Exercise material Block Start
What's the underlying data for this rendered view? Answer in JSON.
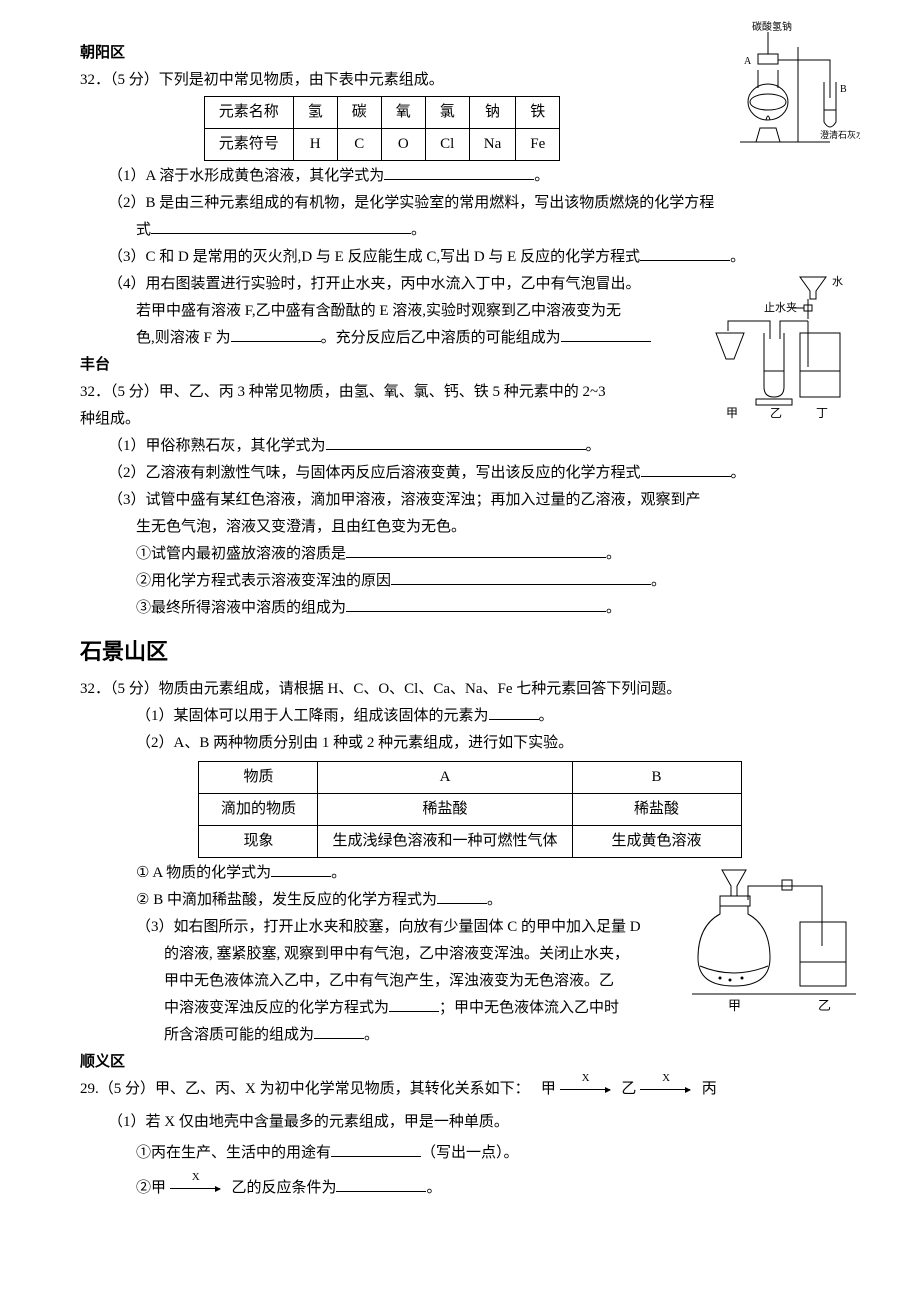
{
  "chaoyang": {
    "title": "朝阳区",
    "q_no": "32．（5 分）下列是初中常见物质，由下表中元素组成。",
    "table": {
      "row1": [
        "元素名称",
        "氢",
        "碳",
        "氧",
        "氯",
        "钠",
        "铁"
      ],
      "row2": [
        "元素符号",
        "H",
        "C",
        "O",
        "Cl",
        "Na",
        "Fe"
      ]
    },
    "p1": "（1）A 溶于水形成黄色溶液，其化学式为",
    "p1_end": "。",
    "p2a": "（2）B 是由三种元素组成的有机物，是化学实验室的常用燃料，写出该物质燃烧的化学方程",
    "p2b": "式",
    "p2_end": "。",
    "p3": "（3）C 和 D 是常用的灭火剂,D 与 E 反应能生成 C,写出 D 与 E 反应的化学方程式",
    "p3_end": "。",
    "p4a": "（4）用右图装置进行实验时，打开止水夹，丙中水流入丁中，乙中有气泡冒出。",
    "p4b": "若甲中盛有溶液 F,乙中盛有含酚酞的 E 溶液,实验时观察到乙中溶液变为无",
    "p4c_a": "色,则溶液 F 为",
    "p4c_b": "。充分反应后乙中溶质的可能组成为",
    "fig1": {
      "label_top": "碳酸氢钠",
      "label_a": "A",
      "label_b": "B",
      "label_bottom": "澄清石灰水"
    },
    "fig2": {
      "water": "水",
      "clip": "止水夹",
      "jia": "甲",
      "yi": "乙",
      "ding": "丁"
    }
  },
  "fengtai": {
    "title": "丰台",
    "q_no_a": "32．（5 分）甲、乙、丙 3 种常见物质，由氢、氧、氯、钙、铁 5 种元素中的 2~3",
    "q_no_b": "种组成。",
    "p1": "（1）甲俗称熟石灰，其化学式为",
    "p1_end": "。",
    "p2": "（2）乙溶液有刺激性气味，与固体丙反应后溶液变黄，写出该反应的化学方程式",
    "p2_end": "。",
    "p3a": "（3）试管中盛有某红色溶液，滴加甲溶液，溶液变浑浊；再加入过量的乙溶液，观察到产",
    "p3b": "生无色气泡，溶液又变澄清，且由红色变为无色。",
    "p3c": "①试管内最初盛放溶液的溶质是",
    "p3c_end": "。",
    "p3d": "②用化学方程式表示溶液变浑浊的原因",
    "p3d_end": "。",
    "p3e": "③最终所得溶液中溶质的组成为",
    "p3e_end": "。"
  },
  "shijingshan": {
    "title": "石景山区",
    "q_no": "32．（5 分）物质由元素组成，请根据 H、C、O、Cl、Ca、Na、Fe 七种元素回答下列问题。",
    "p1": "（1）某固体可以用于人工降雨，组成该固体的元素为",
    "p1_end": "。",
    "p2": "（2）A、B 两种物质分别由 1 种或 2 种元素组成，进行如下实验。",
    "table": {
      "h1": "物质",
      "h2": "A",
      "h3": "B",
      "r1c1": "滴加的物质",
      "r1c2": "稀盐酸",
      "r1c3": "稀盐酸",
      "r2c1": "现象",
      "r2c2": "生成浅绿色溶液和一种可燃性气体",
      "r2c3": "生成黄色溶液"
    },
    "p2a": "① A 物质的化学式为",
    "p2a_end": "。",
    "p2b": "② B 中滴加稀盐酸，发生反应的化学方程式为",
    "p2b_end": "。",
    "p3a": "（3）如右图所示，打开止水夹和胶塞，向放有少量固体 C 的甲中加入足量 D",
    "p3b": "的溶液, 塞紧胶塞, 观察到甲中有气泡，乙中溶液变浑浊。关闭止水夹，",
    "p3c": "甲中无色液体流入乙中，乙中有气泡产生，浑浊液变为无色溶液。乙",
    "p3d_a": "中溶液变浑浊反应的化学方程式为",
    "p3d_b": "；甲中无色液体流入乙中时",
    "p3e": "所含溶质可能的组成为",
    "p3e_end": "。",
    "fig": {
      "jia": "甲",
      "yi": "乙"
    }
  },
  "shunyi": {
    "title": "顺义区",
    "q_no_a": "29.（5 分）甲、乙、丙、X 为初中化学常见物质，其转化关系如下：",
    "rel_jia": "甲",
    "rel_yi": "乙",
    "rel_bing": "丙",
    "rel_x": "X",
    "p1": "（1）若 X 仅由地壳中含量最多的元素组成，甲是一种单质。",
    "p1a": "①丙在生产、生活中的用途有",
    "p1a_end": "（写出一点）。",
    "p1b_a": "②甲",
    "p1b_b": "乙的反应条件为",
    "p1b_end": "。"
  }
}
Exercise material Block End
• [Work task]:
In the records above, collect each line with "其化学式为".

• [Reply to the exercise]:
    "p1": "（1）A 溶于水形成黄色溶液，其化学式为",
    "p1": "（1）甲俗称熟石灰，其化学式为",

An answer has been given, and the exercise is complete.